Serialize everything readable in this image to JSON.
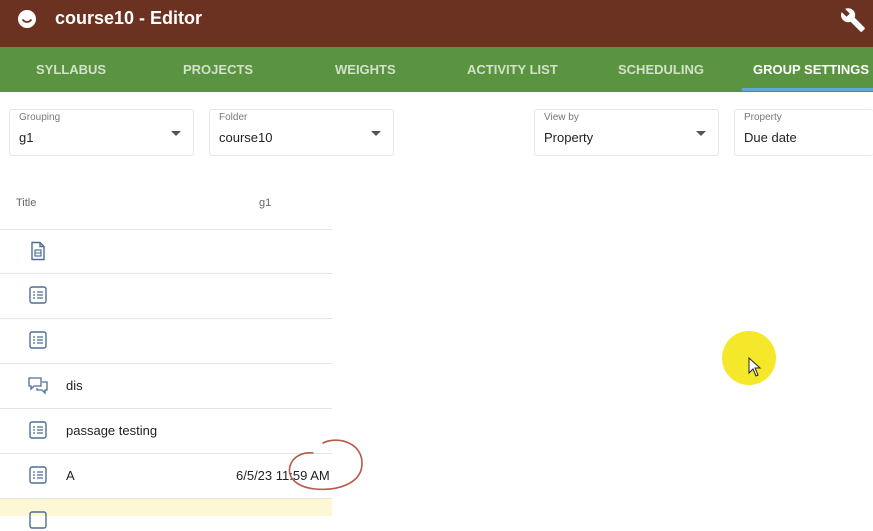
{
  "header": {
    "title": "course10 - Editor",
    "bg_color": "#6b3222"
  },
  "tabs": [
    {
      "label": "SYLLABUS"
    },
    {
      "label": "PROJECTS"
    },
    {
      "label": "WEIGHTS"
    },
    {
      "label": "ACTIVITY LIST"
    },
    {
      "label": "SCHEDULING"
    },
    {
      "label": "GROUP SETTINGS",
      "active": true
    }
  ],
  "tab_bar_color": "#5a9440",
  "filters": {
    "grouping": {
      "label": "Grouping",
      "value": "g1"
    },
    "folder": {
      "label": "Folder",
      "value": "course10"
    },
    "view_by": {
      "label": "View by",
      "value": "Property"
    },
    "property": {
      "label": "Property",
      "value": "Due date"
    }
  },
  "table": {
    "columns": [
      "Title",
      "g1"
    ],
    "rows": [
      {
        "icon": "document-icon",
        "title": "",
        "date": ""
      },
      {
        "icon": "checklist-icon",
        "title": "",
        "date": ""
      },
      {
        "icon": "checklist-icon",
        "title": "",
        "date": ""
      },
      {
        "icon": "discussion-icon",
        "title": "dis",
        "date": ""
      },
      {
        "icon": "checklist-icon",
        "title": "passage testing",
        "date": ""
      },
      {
        "icon": "checklist-icon",
        "title": "A",
        "date": "6/5/23 11:59 AM"
      },
      {
        "icon": "checklist-icon",
        "title": "",
        "date": "",
        "selected": true
      }
    ]
  },
  "highlight_color": "#f5e82b"
}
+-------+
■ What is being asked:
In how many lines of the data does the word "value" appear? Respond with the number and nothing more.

■ Answer to the problem:
4